  • Potato (salty crunch is important here otherwise the sort of slimy mushiness of scrambled eggs is overdetermined; leftover potatoes diced and fried are fine, but I I think frozen hashbrowns or even tater tots have a perfect crispy greasiness, season them with smoked paprika, cumin, garlic powder, and salt).
  • A final dash of red and green colour (red and/or green peppers, chopped tomato, chopped coriander, that sort of thing).

Wrap them properly (don’t just fold the the tortilla over itself as I see some people do), then wrap in tinfoil. Give them a few minutes in a 350 oven. Even if your fillings were warm you’ll want them to mingle a bit more, plus there’s nothing more heartbreaking than a storebought tortilla that hasn’t been reheated.

Serve with hot sauce, something like cholula if you can find it but tabasco or sriracha will do in a pinch. That’s right, hot sauce, no bottled salsa, and no sour cream. (Scrambled egg and sour cream is a flavour profile nonbo). If you’re lucky to live somewhere where good avocadoes are available, go for it, but they’re rare enough here that I tend to skip it (bad avocado is worse than no avocado).

You’ll note I have not included any reference to meat here, but that’s because my dear wife is a vegetarian. If I was making these just for myself I would consider smoked ham or chorizo ahead of bacon. I have had many breakfast burritos where the bacon was a nonbo, either by being overcooked or not chopped enough such that an entire strip of bacon would drag the contents of the burrito out when bitten.
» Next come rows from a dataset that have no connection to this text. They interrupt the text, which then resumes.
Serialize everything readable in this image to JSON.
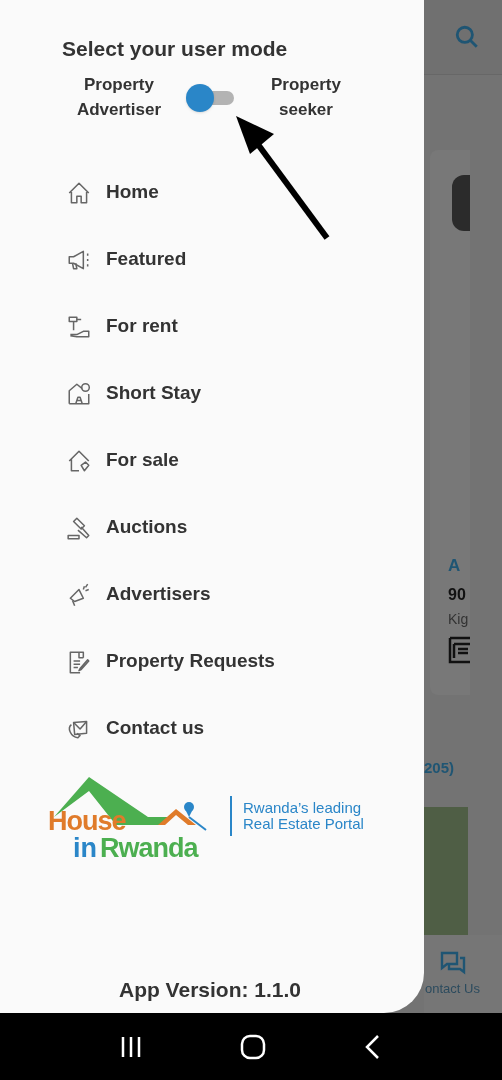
{
  "drawer": {
    "mode_title": "Select your user mode",
    "mode_switch": {
      "left_label": "Property Advertiser",
      "right_label": "Property seeker",
      "on": false
    },
    "menu": [
      {
        "label": "Home"
      },
      {
        "label": "Featured"
      },
      {
        "label": "For rent"
      },
      {
        "label": "Short Stay"
      },
      {
        "label": "For sale"
      },
      {
        "label": "Auctions"
      },
      {
        "label": "Advertisers"
      },
      {
        "label": "Property Requests"
      },
      {
        "label": "Contact us"
      }
    ],
    "logo": {
      "word_1": "House",
      "word_2": "in",
      "word_3": "Rwanda",
      "tagline_1": "Rwanda’s leading",
      "tagline_2": "Real Estate Portal"
    },
    "app_version": "App Version: 1.1.0"
  },
  "background": {
    "card_title": "A",
    "card_price": "90",
    "card_location": "Kig",
    "section_count": "205)",
    "bottom_nav_label": "ontact Us"
  }
}
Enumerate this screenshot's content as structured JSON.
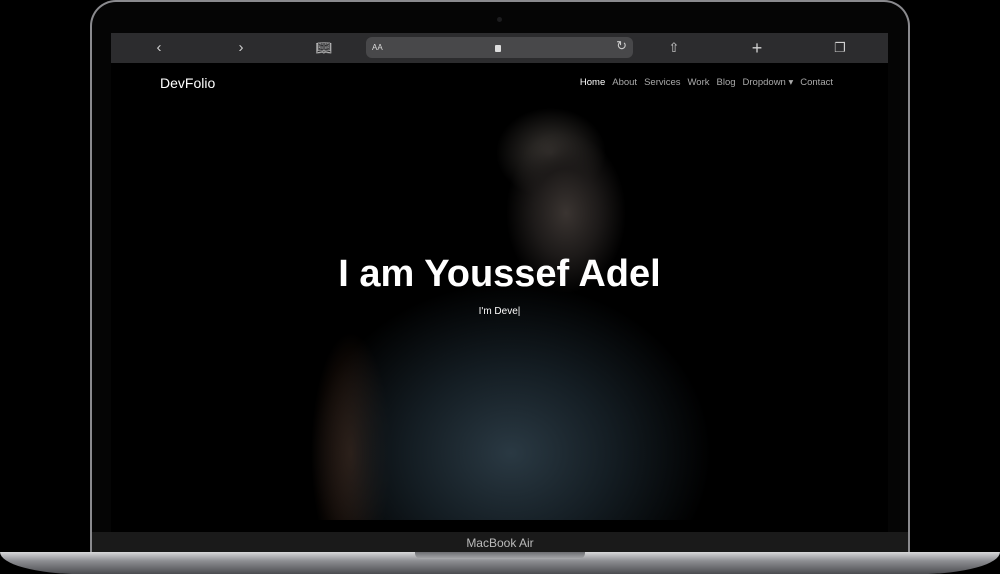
{
  "device": {
    "label": "MacBook Air"
  },
  "browser": {
    "url_text_size": "AA",
    "icons": [
      "chevron-left-icon",
      "chevron-right-icon",
      "book-icon",
      "lock-icon",
      "reload-icon",
      "share-icon",
      "plus-icon",
      "tabs-icon"
    ]
  },
  "site": {
    "brand": "DevFolio",
    "nav": [
      {
        "label": "Home"
      },
      {
        "label": "About"
      },
      {
        "label": "Services"
      },
      {
        "label": "Work"
      },
      {
        "label": "Blog"
      },
      {
        "label": "Dropdown ▾"
      },
      {
        "label": "Contact"
      }
    ],
    "hero": {
      "title": "I am Youssef Adel",
      "subtitle": "I'm Deve|"
    }
  }
}
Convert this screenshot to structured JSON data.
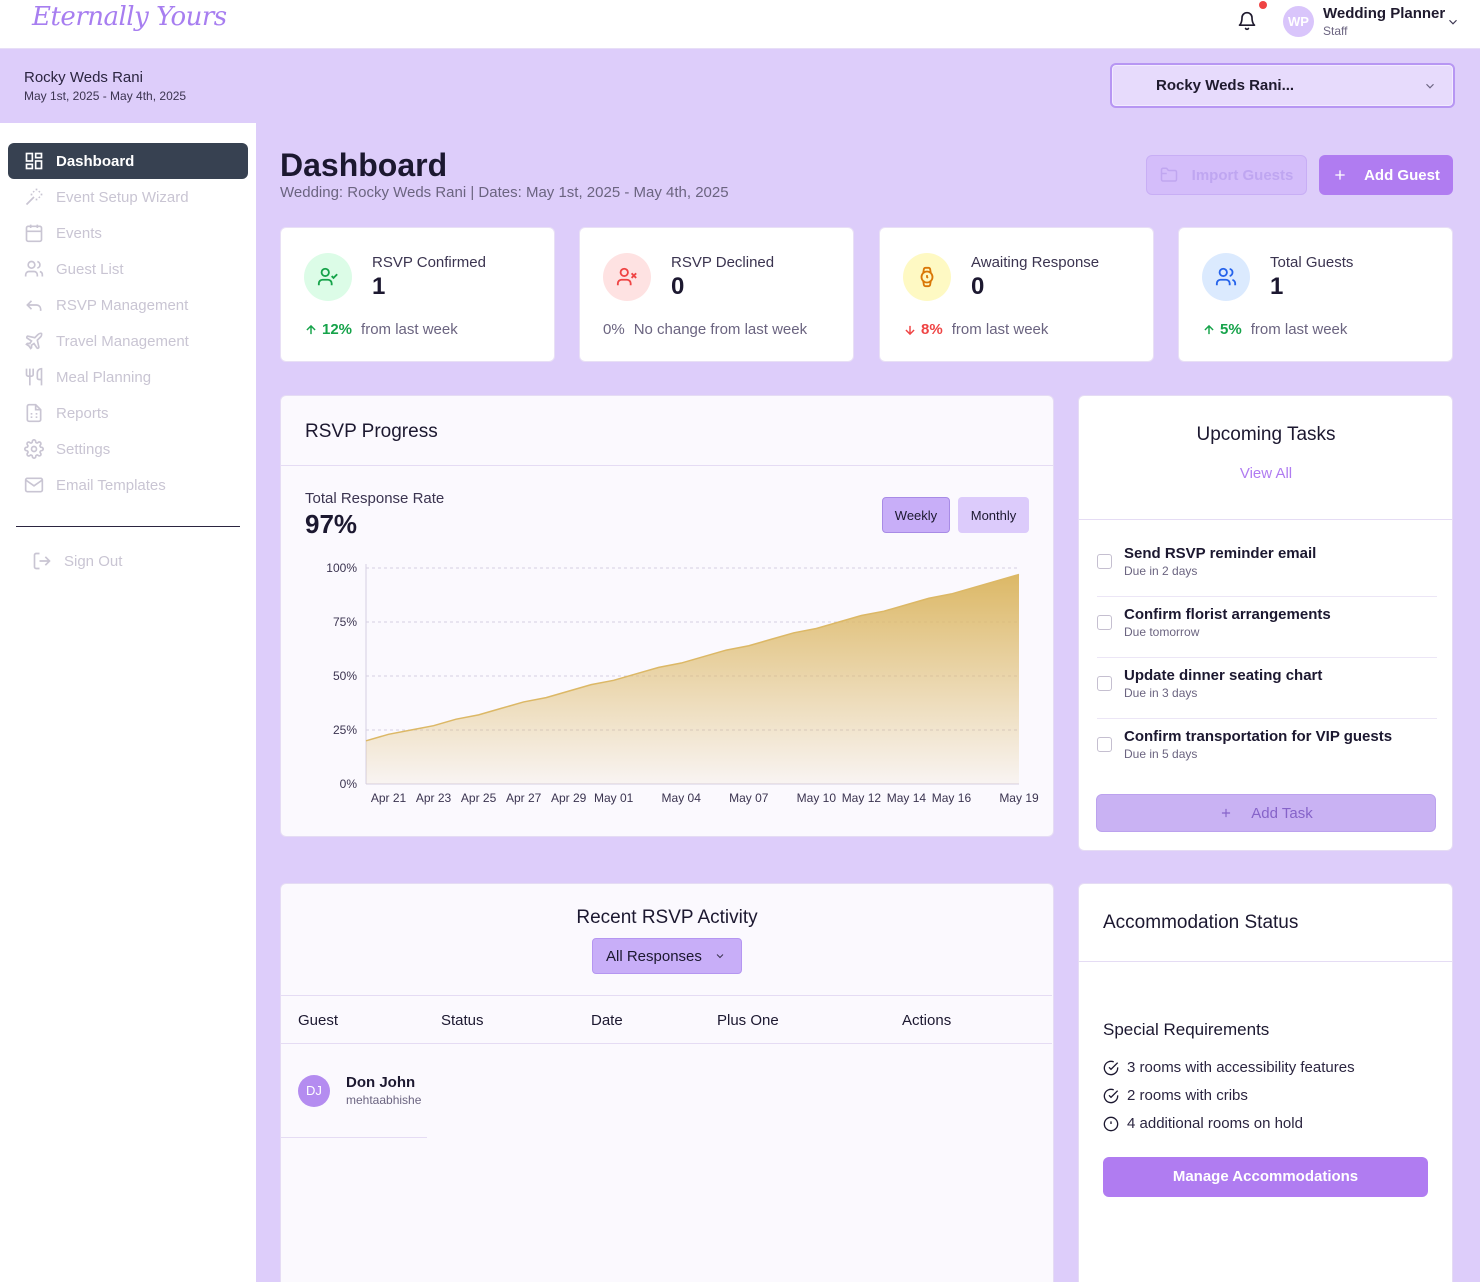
{
  "app": {
    "logo": "Eternally Yours"
  },
  "user": {
    "initials": "WP",
    "name": "Wedding Planner",
    "role": "Staff"
  },
  "wedding": {
    "name": "Rocky Weds Rani",
    "dates": "May 1st, 2025 - May 4th, 2025",
    "selector_value": "Rocky Weds Rani..."
  },
  "sidebar": {
    "items": [
      {
        "label": "Dashboard",
        "icon": "grid-icon"
      },
      {
        "label": "Event Setup Wizard",
        "icon": "wand-icon"
      },
      {
        "label": "Events",
        "icon": "calendar-icon"
      },
      {
        "label": "Guest List",
        "icon": "users-icon"
      },
      {
        "label": "RSVP Management",
        "icon": "reply-icon"
      },
      {
        "label": "Travel Management",
        "icon": "plane-icon"
      },
      {
        "label": "Meal Planning",
        "icon": "utensils-icon"
      },
      {
        "label": "Reports",
        "icon": "file-icon"
      },
      {
        "label": "Settings",
        "icon": "gear-icon"
      },
      {
        "label": "Email Templates",
        "icon": "mail-icon"
      }
    ],
    "sign_out": "Sign Out"
  },
  "header": {
    "title": "Dashboard",
    "subtitle": "Wedding: Rocky Weds Rani | Dates: May 1st, 2025 - May 4th, 2025",
    "import_label": "Import Guests",
    "add_label": "Add Guest"
  },
  "stats": [
    {
      "label": "RSVP Confirmed",
      "value": "1",
      "pct": "12%",
      "foot": "from last week",
      "trend": "up",
      "color": "#16a34a",
      "bg": "#dcfce7"
    },
    {
      "label": "RSVP Declined",
      "value": "0",
      "pct": "0%",
      "foot": "No change from last week",
      "trend": "none",
      "color": "#ef4444",
      "bg": "#fee2e2"
    },
    {
      "label": "Awaiting Response",
      "value": "0",
      "pct": "8%",
      "foot": "from last week",
      "trend": "down",
      "color": "#d97706",
      "bg": "#fef9c3"
    },
    {
      "label": "Total Guests",
      "value": "1",
      "pct": "5%",
      "foot": "from last week",
      "trend": "up",
      "color": "#2563eb",
      "bg": "#dbeafe"
    }
  ],
  "rsvp_progress": {
    "title": "RSVP Progress",
    "rate_label": "Total Response Rate",
    "rate_value": "97%",
    "toggle_weekly": "Weekly",
    "toggle_monthly": "Monthly"
  },
  "chart_data": {
    "type": "area",
    "title": "",
    "xlabel": "",
    "ylabel": "",
    "x_ticks": [
      "Apr 21",
      "Apr 23",
      "Apr 25",
      "Apr 27",
      "Apr 29",
      "May 01",
      "May 04",
      "May 07",
      "May 10",
      "May 12",
      "May 14",
      "May 16",
      "May 19"
    ],
    "y_ticks": [
      "0%",
      "25%",
      "50%",
      "75%",
      "100%"
    ],
    "ylim": [
      0,
      100
    ],
    "series": [
      {
        "x": [
          "Apr 20",
          "Apr 21",
          "Apr 22",
          "Apr 23",
          "Apr 24",
          "Apr 25",
          "Apr 26",
          "Apr 27",
          "Apr 28",
          "Apr 29",
          "Apr 30",
          "May 01",
          "May 02",
          "May 03",
          "May 04",
          "May 05",
          "May 06",
          "May 07",
          "May 08",
          "May 09",
          "May 10",
          "May 11",
          "May 12",
          "May 13",
          "May 14",
          "May 15",
          "May 16",
          "May 17",
          "May 18",
          "May 19"
        ],
        "values": [
          20,
          23,
          25,
          27,
          30,
          32,
          35,
          38,
          40,
          43,
          46,
          48,
          51,
          54,
          56,
          59,
          62,
          64,
          67,
          70,
          72,
          75,
          78,
          80,
          83,
          86,
          88,
          91,
          94,
          97
        ]
      }
    ],
    "grid": true,
    "color": "#dcb866"
  },
  "tasks": {
    "title": "Upcoming Tasks",
    "view_all": "View All",
    "items": [
      {
        "title": "Send RSVP reminder email",
        "due": "Due in 2 days"
      },
      {
        "title": "Confirm florist arrangements",
        "due": "Due tomorrow"
      },
      {
        "title": "Update dinner seating chart",
        "due": "Due in 3 days"
      },
      {
        "title": "Confirm transportation for VIP guests",
        "due": "Due in 5 days"
      }
    ],
    "add_label": "Add Task"
  },
  "activity": {
    "title": "Recent RSVP Activity",
    "filter": "All Responses",
    "columns": [
      "Guest",
      "Status",
      "Date",
      "Plus One",
      "Actions"
    ],
    "rows": [
      {
        "initials": "DJ",
        "name": "Don John",
        "email": "mehtaabhishe"
      }
    ]
  },
  "accommodation": {
    "title": "Accommodation Status",
    "req_title": "Special Requirements",
    "items": [
      {
        "text": "3 rooms with accessibility features",
        "icon": "check-circle-icon"
      },
      {
        "text": "2 rooms with cribs",
        "icon": "check-circle-icon"
      },
      {
        "text": "4 additional rooms on hold",
        "icon": "alert-circle-icon"
      }
    ],
    "manage_label": "Manage Accommodations"
  }
}
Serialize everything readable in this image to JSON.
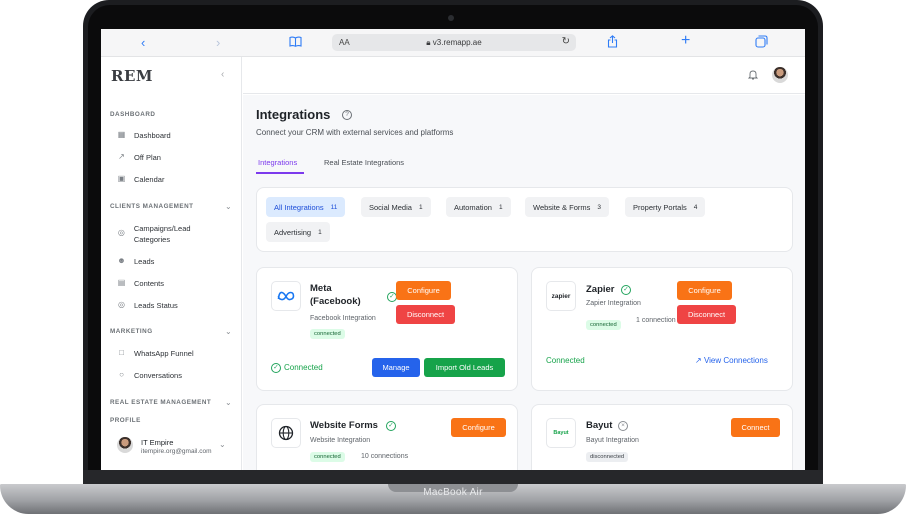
{
  "device": {
    "model_label": "MacBook Air"
  },
  "browser": {
    "text_size": "AA",
    "url": "v3.remapp.ae"
  },
  "sidebar": {
    "logo": "REM",
    "sections": {
      "dashboard": "DASHBOARD",
      "clients": "CLIENTS MANAGEMENT",
      "marketing": "MARKETING",
      "real_estate": "REAL ESTATE MANAGEMENT"
    },
    "items": {
      "dashboard": "Dashboard",
      "off_plan": "Off Plan",
      "calendar": "Calendar",
      "campaigns": "Campaigns/Lead Categories",
      "leads": "Leads",
      "contents": "Contents",
      "leads_status": "Leads Status",
      "whatsapp_funnel": "WhatsApp Funnel",
      "conversations": "Conversations"
    },
    "profile": {
      "label": "PROFILE",
      "name": "IT Empire",
      "email": "itempire.org@gmail.com"
    }
  },
  "page": {
    "title": "Integrations",
    "subtitle": "Connect your CRM with external services and platforms",
    "tabs": [
      "Integrations",
      "Real Estate Integrations"
    ]
  },
  "filters": [
    {
      "label": "All Integrations",
      "count": "11"
    },
    {
      "label": "Social Media",
      "count": "1"
    },
    {
      "label": "Automation",
      "count": "1"
    },
    {
      "label": "Website & Forms",
      "count": "3"
    },
    {
      "label": "Property Portals",
      "count": "4"
    },
    {
      "label": "Advertising",
      "count": "1"
    }
  ],
  "cards": {
    "meta": {
      "title": "Meta (Facebook)",
      "desc": "Facebook Integration",
      "badge": "connected",
      "configure": "Configure",
      "disconnect": "Disconnect",
      "status": "Connected",
      "manage": "Manage",
      "import": "Import Old Leads"
    },
    "zapier": {
      "logo": "zapier",
      "title": "Zapier",
      "desc": "Zapier Integration",
      "badge": "connected",
      "connections": "1 connection",
      "configure": "Configure",
      "disconnect": "Disconnect",
      "status": "Connected",
      "view": "View Connections"
    },
    "forms": {
      "title": "Website Forms",
      "desc": "Website Integration",
      "badge": "connected",
      "connections": "10 connections",
      "configure": "Configure"
    },
    "bayut": {
      "logo": "Bayut",
      "title": "Bayut",
      "desc": "Bayut Integration",
      "badge": "disconnected",
      "connect": "Connect"
    }
  },
  "colors": {
    "accent": "#7c3aed",
    "orange": "#f97316",
    "red": "#ef4444",
    "blue": "#2563eb",
    "green": "#16a34a"
  }
}
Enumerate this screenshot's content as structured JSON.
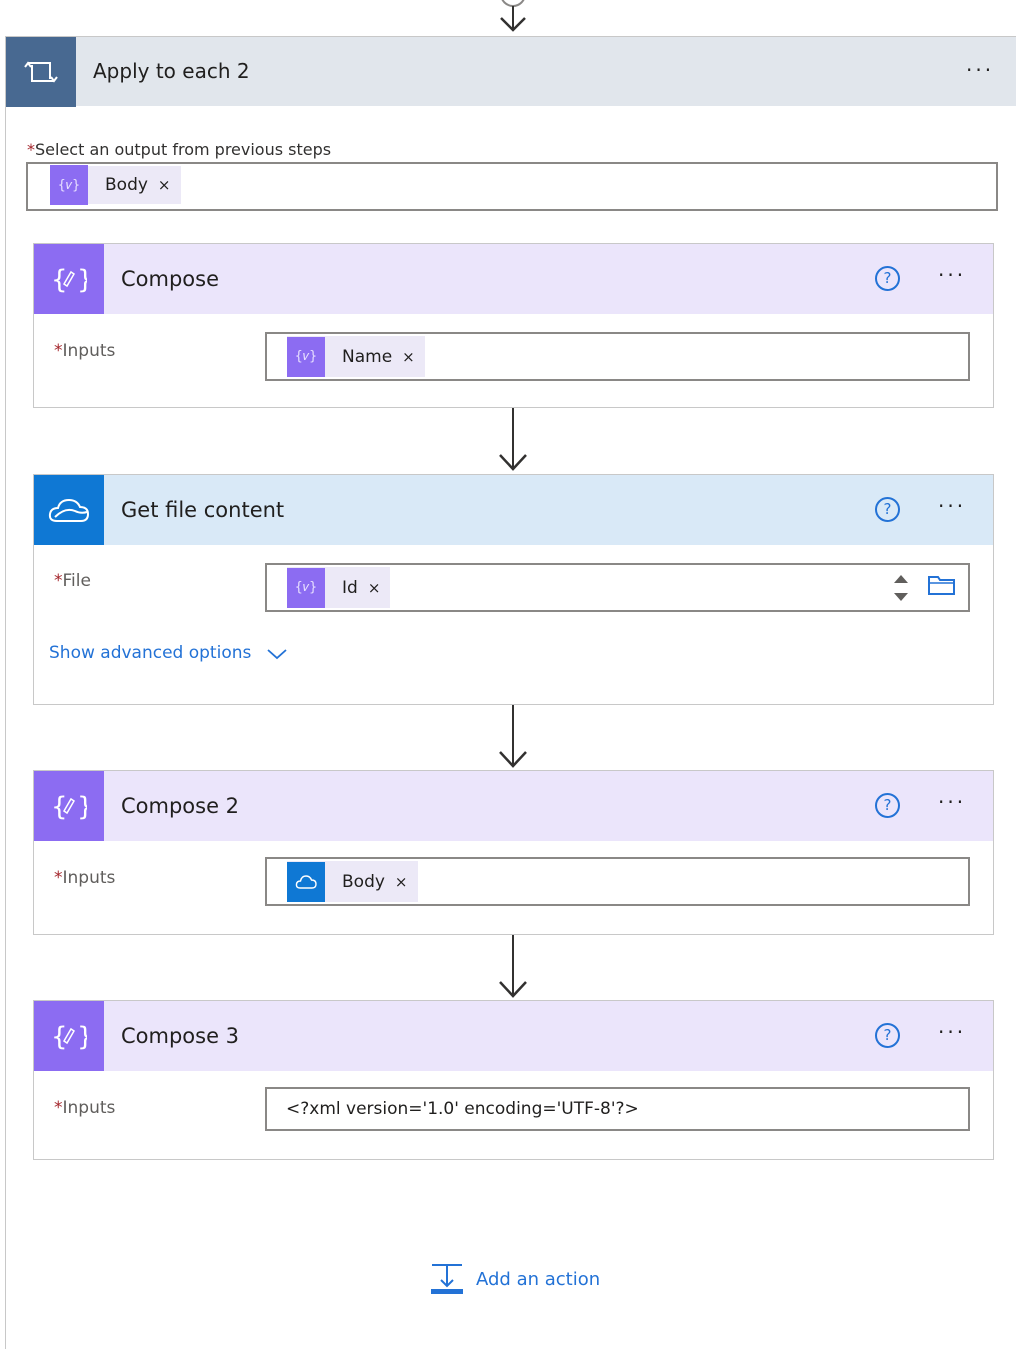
{
  "loop": {
    "title": "Apply to each 2",
    "menu": "···",
    "select_label": "Select an output from previous steps",
    "required_mark": "*",
    "token": {
      "label": "Body",
      "remove": "×",
      "icon": "expression-token-icon"
    }
  },
  "compose": {
    "title": "Compose",
    "help": "?",
    "menu": "···",
    "field_label": "Inputs",
    "token": {
      "label": "Name",
      "remove": "×",
      "icon": "expression-token-icon"
    }
  },
  "get_file": {
    "title": "Get file content",
    "help": "?",
    "menu": "···",
    "field_label": "File",
    "token": {
      "label": "Id",
      "remove": "×",
      "icon": "expression-token-icon"
    },
    "advanced": "Show advanced options"
  },
  "compose2": {
    "title": "Compose 2",
    "help": "?",
    "menu": "···",
    "field_label": "Inputs",
    "token": {
      "label": "Body",
      "remove": "×",
      "icon": "onedrive-token-icon"
    }
  },
  "compose3": {
    "title": "Compose 3",
    "help": "?",
    "menu": "···",
    "field_label": "Inputs",
    "value": "<?xml version='1.0' encoding='UTF-8'?>"
  },
  "add_action": "Add an action",
  "colors": {
    "loop_header": "#e1e6ec",
    "loop_icon": "#486991",
    "compose_accent": "#8c6cf2",
    "onedrive_accent": "#0f78d4",
    "link": "#2372d6"
  }
}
Chorizo is thematically appropriate but sometimes insanely greasy. Plain old ham, chopped, is the probable winner here and it provides for the most even meat agenda density throughout burrito R&D.

Holy shit I’m starving now! Later dudes.


NutritionalOneHundred, more like! Tips logged, particularly the structure/texture comments.

I was into the notion of eggs with sour cream. This a definite no?


I think you could get away with it in burritos that had lots of salty, spicy fillings (or else a very sharp or salty cheese). I’ve been served sour cream a lot in restaurants and always ate it for reasons of presumed canonicity, but when I stopped eating it I realized that all it was doing was enhancing the bland character of eggs which in turn caused other flavours to seem more subdued.

I’m vehemently against bottled salsa for a similar reason: commercial salsas are overly sweet and lack acidity, so don’t compliment any of the other components meaningfully. You might as well put ketchup or strawberry jam, it’s not doing anything for you.

Breakfast burritos are about bringing layers of salty, smoky, acidic, and aromatic to the plainness of scrambled egg. A simple pico de gallo (tomato, red or white onion, coriander, garlic, lime juice, salt) will give you bright tanginess and aromatic from the onion. Sometimes I’ll use finely chopped pickled jalapenos which are sort of briny and hot and good if used sparingly.

To be less off-topic, you guys should talk about the Weyland cards in TD on the podcast. Some of that ice is nice!

edit: should specify that sour cream is a must in lunch or dinner burritos where you don’t have egg and instead have deeper richer flavours like slow braised beef. Sour cream is an excellent contrast here.

What is the correct procedure to wrap them properly?

Here’s a reasonably good tutorial:

In the final steps they roll the tucked in bundle over the outspread upper half of the tortilla. This is good play, but if you are able to roll the tortilla almost all the whole way around the burrito again you have not put enough good stuff in your burrito. You should be minimizing the amount of area where the user needs to bite through two layers of doughy tortilla.

This is another reason why I suggest in my book to wrap the burritos in foil and put them in a 350 degree oven for at least five minutes. The heat will cause the tortilla flap to adhere and seal the burrito naturally.


I’d just like to say how happy Rob and I are that the podcast has led to this much food discussion.